Land and Environment Court makes special orders protecting cultural knowledge - EDO NSW

Land and Environment Court makes special orders protecting cultural knowledge

Last week, EDO NSW successfully gained special orders in the Land and Environment Court to protect culturally sensitive information.

EDO NSW is currently acting for a Hunter Valley environment group in a case challenging the decision of the NSW Planning Assessment Commission to approve Ashton Coal’s proposed South East Open Cut coal mine.

One of the issues in the case is whether the open cut mine should be allowed to go ahead over an area that Ashton Coal’s own consultant says is of high cultural significance.

As part of the case, the Court will hear evidence from a cultural heritage expert about the cultural values connected with the site.

Ashton Coal sought access to the expert’s research materials, which included documents containing sensitive information from traditional knowledge holders about their connection with country and stories passed on by Aboriginal elders. The documents also included personal information of Aboriginal people obtained from Births, Deaths and Marriages.

The documents were produced by the cultural heritage expert to the Court. The question of whether access to the documents should be granted was heard by Registrar Walton on 26 June 2013. The Registrar found that documents did contain personal and culturally sensitive material . The Registrar made special orders limiting access to the documents to certain individuals and, importantly, ordered that no copies are to be made of any of the material.

This is an important outcome; the Land and Environment Court has recognised that traditional Aboriginal knowledge is of a sensitive nature and must be protected.

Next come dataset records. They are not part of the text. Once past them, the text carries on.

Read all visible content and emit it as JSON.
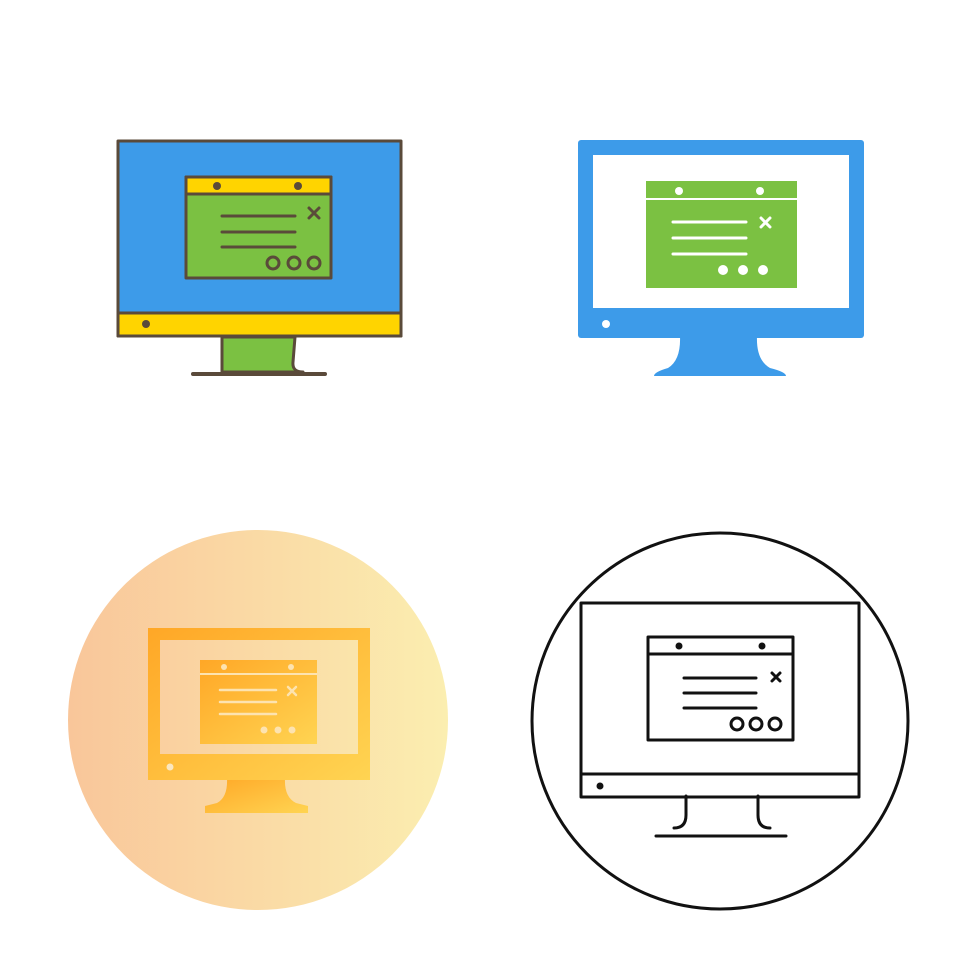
{
  "icons": [
    {
      "name": "monitor-popup-icon",
      "style": "filled-outline",
      "colors": {
        "outline": "#5a4a3a",
        "screen": "#3d9be9",
        "bezel": "#ffd400",
        "window_bar": "#ffd400",
        "window_body": "#7bc142",
        "stand": "#7bc142"
      }
    },
    {
      "name": "monitor-popup-icon",
      "style": "flat",
      "colors": {
        "frame": "#3d9be9",
        "screen": "#ffffff",
        "window": "#7bc142",
        "detail": "#ffffff"
      }
    },
    {
      "name": "monitor-popup-icon",
      "style": "gradient-circle",
      "colors": {
        "circle_from": "#f9c69a",
        "circle_to": "#fbeeb0",
        "icon_from": "#ffa726",
        "icon_to": "#ffd452"
      }
    },
    {
      "name": "monitor-popup-icon",
      "style": "line-circle",
      "colors": {
        "stroke": "#111111",
        "fill": "#ffffff"
      }
    }
  ]
}
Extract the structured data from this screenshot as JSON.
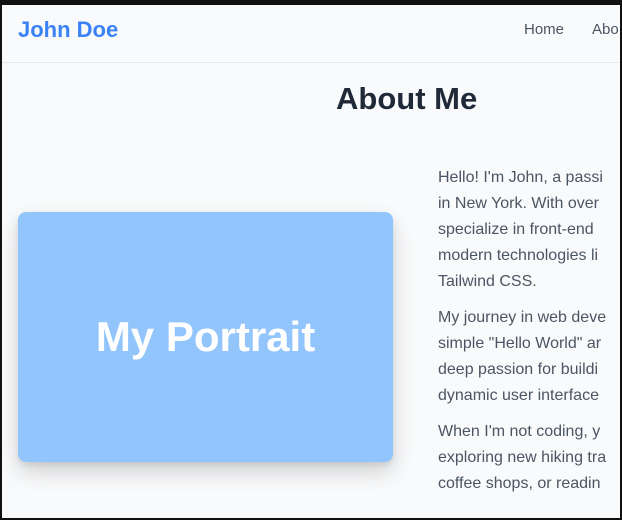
{
  "navbar": {
    "brand": "John Doe",
    "links": [
      "Home",
      "Abo"
    ]
  },
  "page": {
    "title": "About Me"
  },
  "portrait": {
    "label": "My Portrait"
  },
  "bio": {
    "paragraphs": [
      [
        "Hello! I'm John, a passi",
        "in New York. With over",
        "specialize in front-end",
        "modern technologies li",
        "Tailwind CSS."
      ],
      [
        "My journey in web deve",
        "simple \"Hello World\" ar",
        "deep passion for buildi",
        "dynamic user interface"
      ],
      [
        "When I'm not coding, y",
        "exploring new hiking tra",
        "coffee shops, or readin"
      ]
    ]
  },
  "colors": {
    "brand": "#3b82f6",
    "portrait_bg": "#93c5fd",
    "title": "#1f2937",
    "body_text": "#4b5563"
  }
}
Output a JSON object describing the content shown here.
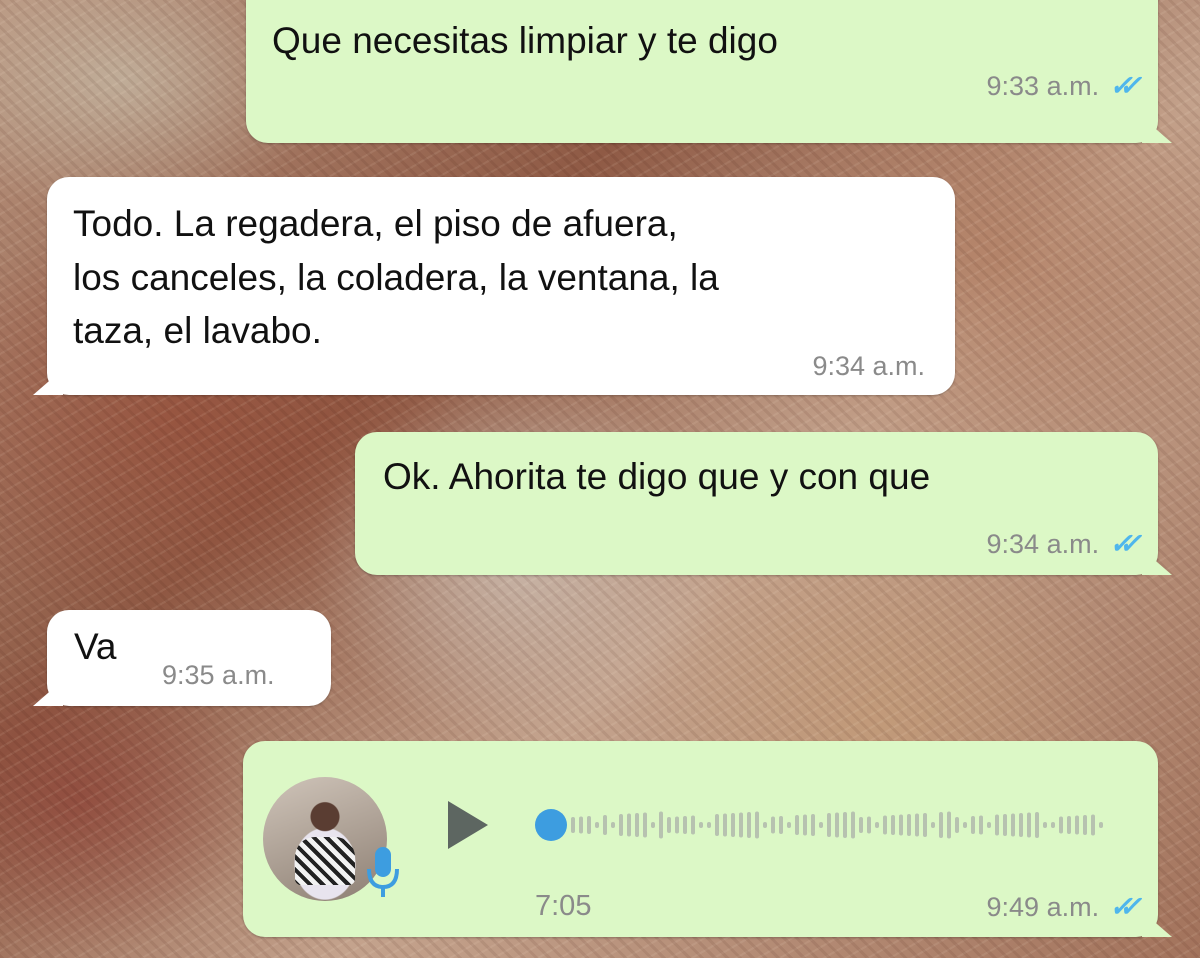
{
  "messages": [
    {
      "id": "m1",
      "direction": "outgoing",
      "text": "Que necesitas limpiar y te digo",
      "time": "9:33 a.m.",
      "ticks": "✓✓"
    },
    {
      "id": "m2",
      "direction": "incoming",
      "text": "Todo.  La regadera, el piso de afuera,\nlos canceles, la coladera, la ventana, la\ntaza, el lavabo.",
      "time": "9:34 a.m."
    },
    {
      "id": "m3",
      "direction": "outgoing",
      "text": "Ok. Ahorita te digo que y con que",
      "time": "9:34 a.m.",
      "ticks": "✓✓"
    },
    {
      "id": "m4",
      "direction": "incoming",
      "text": "Va",
      "time": "9:35 a.m."
    }
  ],
  "voice_note": {
    "direction": "outgoing",
    "duration": "7:05",
    "time": "9:49 a.m.",
    "ticks": "✓✓",
    "progress": 0,
    "icons": {
      "play": "play-icon",
      "mic": "microphone-icon",
      "avatar": "sender-avatar"
    },
    "colors": {
      "played_dot": "#3d9de0",
      "waveform": "#b7c2b0",
      "play": "#5d6661"
    }
  },
  "colors": {
    "outgoing_bubble": "#dcf8c6",
    "incoming_bubble": "#ffffff",
    "read_ticks": "#4fb6ec",
    "meta_text": "#8a8a8a"
  }
}
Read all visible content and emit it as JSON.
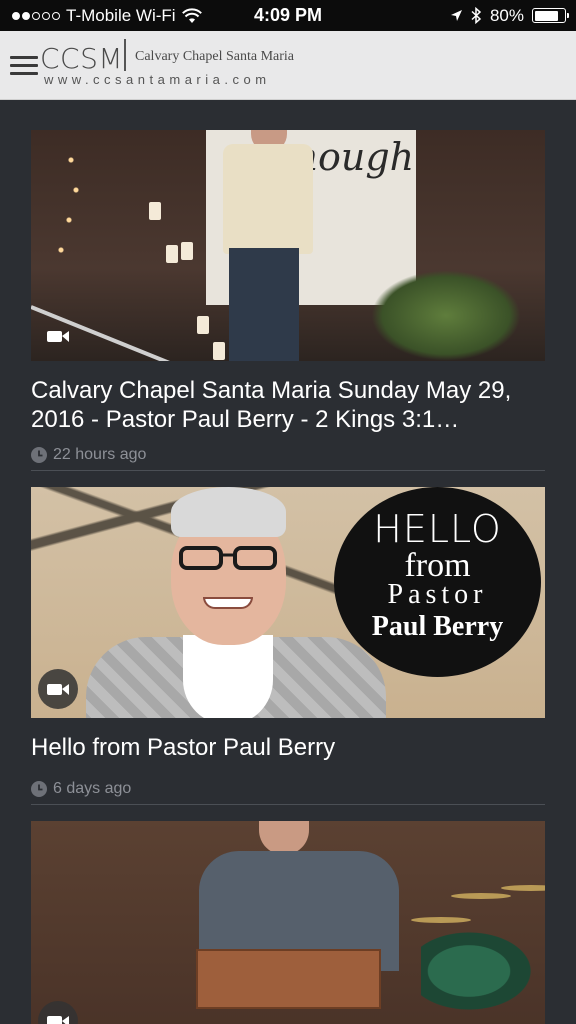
{
  "status_bar": {
    "carrier": "T-Mobile Wi-Fi",
    "time": "4:09 PM",
    "battery": "80%",
    "battery_level": 0.8,
    "signal_bars_filled": 2,
    "signal_bars_total": 5
  },
  "header": {
    "logo_text": "CCSM",
    "church_name": "Calvary Chapel Santa Maria",
    "url": "www.ccsantamaria.com"
  },
  "posts": [
    {
      "title": "Calvary Chapel Santa Maria Sunday May 29, 2016 - Pastor Paul Berry - 2 Kings 3:1…",
      "time_ago": "22 hours ago",
      "thumb_text": "enough"
    },
    {
      "title": "Hello from Pastor Paul Berry",
      "time_ago": "6 days ago",
      "thumb_text": {
        "hello": "HELLO",
        "from": "from",
        "pastor": "Pastor",
        "name": "Paul Berry"
      }
    },
    {
      "title": "",
      "time_ago": ""
    }
  ],
  "icons": {
    "menu": "hamburger-menu-icon",
    "video": "video-camera-icon",
    "clock": "clock-icon",
    "wifi": "wifi-icon",
    "location": "location-arrow-icon",
    "bluetooth": "bluetooth-icon",
    "battery": "battery-icon"
  },
  "colors": {
    "background": "#2b2e33",
    "header_bg": "#e9e9ea",
    "meta_text": "#8d9097"
  }
}
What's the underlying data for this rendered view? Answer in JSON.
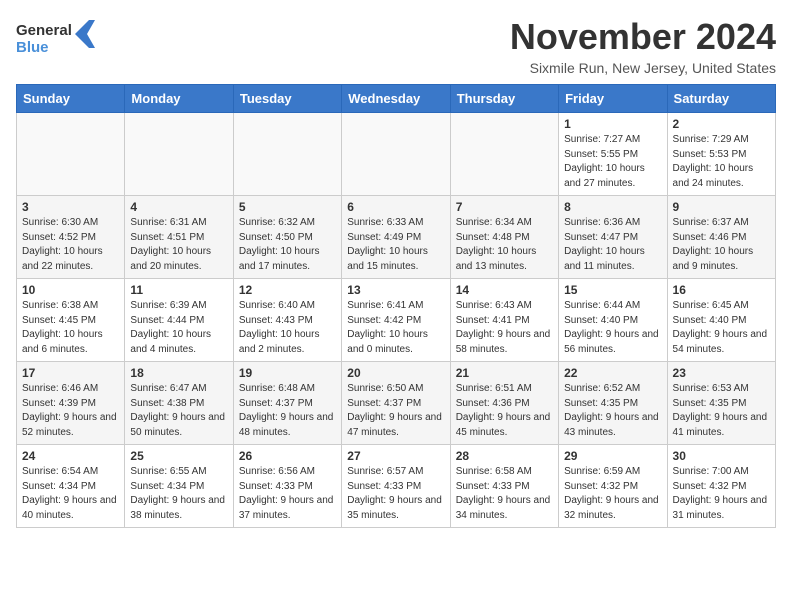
{
  "header": {
    "logo_line1": "General",
    "logo_line2": "Blue",
    "month": "November 2024",
    "location": "Sixmile Run, New Jersey, United States"
  },
  "weekdays": [
    "Sunday",
    "Monday",
    "Tuesday",
    "Wednesday",
    "Thursday",
    "Friday",
    "Saturday"
  ],
  "rows": [
    [
      {
        "day": "",
        "info": ""
      },
      {
        "day": "",
        "info": ""
      },
      {
        "day": "",
        "info": ""
      },
      {
        "day": "",
        "info": ""
      },
      {
        "day": "",
        "info": ""
      },
      {
        "day": "1",
        "info": "Sunrise: 7:27 AM\nSunset: 5:55 PM\nDaylight: 10 hours and 27 minutes."
      },
      {
        "day": "2",
        "info": "Sunrise: 7:29 AM\nSunset: 5:53 PM\nDaylight: 10 hours and 24 minutes."
      }
    ],
    [
      {
        "day": "3",
        "info": "Sunrise: 6:30 AM\nSunset: 4:52 PM\nDaylight: 10 hours and 22 minutes."
      },
      {
        "day": "4",
        "info": "Sunrise: 6:31 AM\nSunset: 4:51 PM\nDaylight: 10 hours and 20 minutes."
      },
      {
        "day": "5",
        "info": "Sunrise: 6:32 AM\nSunset: 4:50 PM\nDaylight: 10 hours and 17 minutes."
      },
      {
        "day": "6",
        "info": "Sunrise: 6:33 AM\nSunset: 4:49 PM\nDaylight: 10 hours and 15 minutes."
      },
      {
        "day": "7",
        "info": "Sunrise: 6:34 AM\nSunset: 4:48 PM\nDaylight: 10 hours and 13 minutes."
      },
      {
        "day": "8",
        "info": "Sunrise: 6:36 AM\nSunset: 4:47 PM\nDaylight: 10 hours and 11 minutes."
      },
      {
        "day": "9",
        "info": "Sunrise: 6:37 AM\nSunset: 4:46 PM\nDaylight: 10 hours and 9 minutes."
      }
    ],
    [
      {
        "day": "10",
        "info": "Sunrise: 6:38 AM\nSunset: 4:45 PM\nDaylight: 10 hours and 6 minutes."
      },
      {
        "day": "11",
        "info": "Sunrise: 6:39 AM\nSunset: 4:44 PM\nDaylight: 10 hours and 4 minutes."
      },
      {
        "day": "12",
        "info": "Sunrise: 6:40 AM\nSunset: 4:43 PM\nDaylight: 10 hours and 2 minutes."
      },
      {
        "day": "13",
        "info": "Sunrise: 6:41 AM\nSunset: 4:42 PM\nDaylight: 10 hours and 0 minutes."
      },
      {
        "day": "14",
        "info": "Sunrise: 6:43 AM\nSunset: 4:41 PM\nDaylight: 9 hours and 58 minutes."
      },
      {
        "day": "15",
        "info": "Sunrise: 6:44 AM\nSunset: 4:40 PM\nDaylight: 9 hours and 56 minutes."
      },
      {
        "day": "16",
        "info": "Sunrise: 6:45 AM\nSunset: 4:40 PM\nDaylight: 9 hours and 54 minutes."
      }
    ],
    [
      {
        "day": "17",
        "info": "Sunrise: 6:46 AM\nSunset: 4:39 PM\nDaylight: 9 hours and 52 minutes."
      },
      {
        "day": "18",
        "info": "Sunrise: 6:47 AM\nSunset: 4:38 PM\nDaylight: 9 hours and 50 minutes."
      },
      {
        "day": "19",
        "info": "Sunrise: 6:48 AM\nSunset: 4:37 PM\nDaylight: 9 hours and 48 minutes."
      },
      {
        "day": "20",
        "info": "Sunrise: 6:50 AM\nSunset: 4:37 PM\nDaylight: 9 hours and 47 minutes."
      },
      {
        "day": "21",
        "info": "Sunrise: 6:51 AM\nSunset: 4:36 PM\nDaylight: 9 hours and 45 minutes."
      },
      {
        "day": "22",
        "info": "Sunrise: 6:52 AM\nSunset: 4:35 PM\nDaylight: 9 hours and 43 minutes."
      },
      {
        "day": "23",
        "info": "Sunrise: 6:53 AM\nSunset: 4:35 PM\nDaylight: 9 hours and 41 minutes."
      }
    ],
    [
      {
        "day": "24",
        "info": "Sunrise: 6:54 AM\nSunset: 4:34 PM\nDaylight: 9 hours and 40 minutes."
      },
      {
        "day": "25",
        "info": "Sunrise: 6:55 AM\nSunset: 4:34 PM\nDaylight: 9 hours and 38 minutes."
      },
      {
        "day": "26",
        "info": "Sunrise: 6:56 AM\nSunset: 4:33 PM\nDaylight: 9 hours and 37 minutes."
      },
      {
        "day": "27",
        "info": "Sunrise: 6:57 AM\nSunset: 4:33 PM\nDaylight: 9 hours and 35 minutes."
      },
      {
        "day": "28",
        "info": "Sunrise: 6:58 AM\nSunset: 4:33 PM\nDaylight: 9 hours and 34 minutes."
      },
      {
        "day": "29",
        "info": "Sunrise: 6:59 AM\nSunset: 4:32 PM\nDaylight: 9 hours and 32 minutes."
      },
      {
        "day": "30",
        "info": "Sunrise: 7:00 AM\nSunset: 4:32 PM\nDaylight: 9 hours and 31 minutes."
      }
    ]
  ]
}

The orders provide a useful precedent for other cases where cultural information is used as evidence in the Land and Environment Court, and confirm that the wishes of the holders of Aboriginal customary knowledge must be respected.

EDO NSW is grateful for the assistance of barrister Corrina Novak who acted as counsel for the cultural heritage expert in response to the subpoena.

*Elaine Johnson is a Solicitor at EDO NSW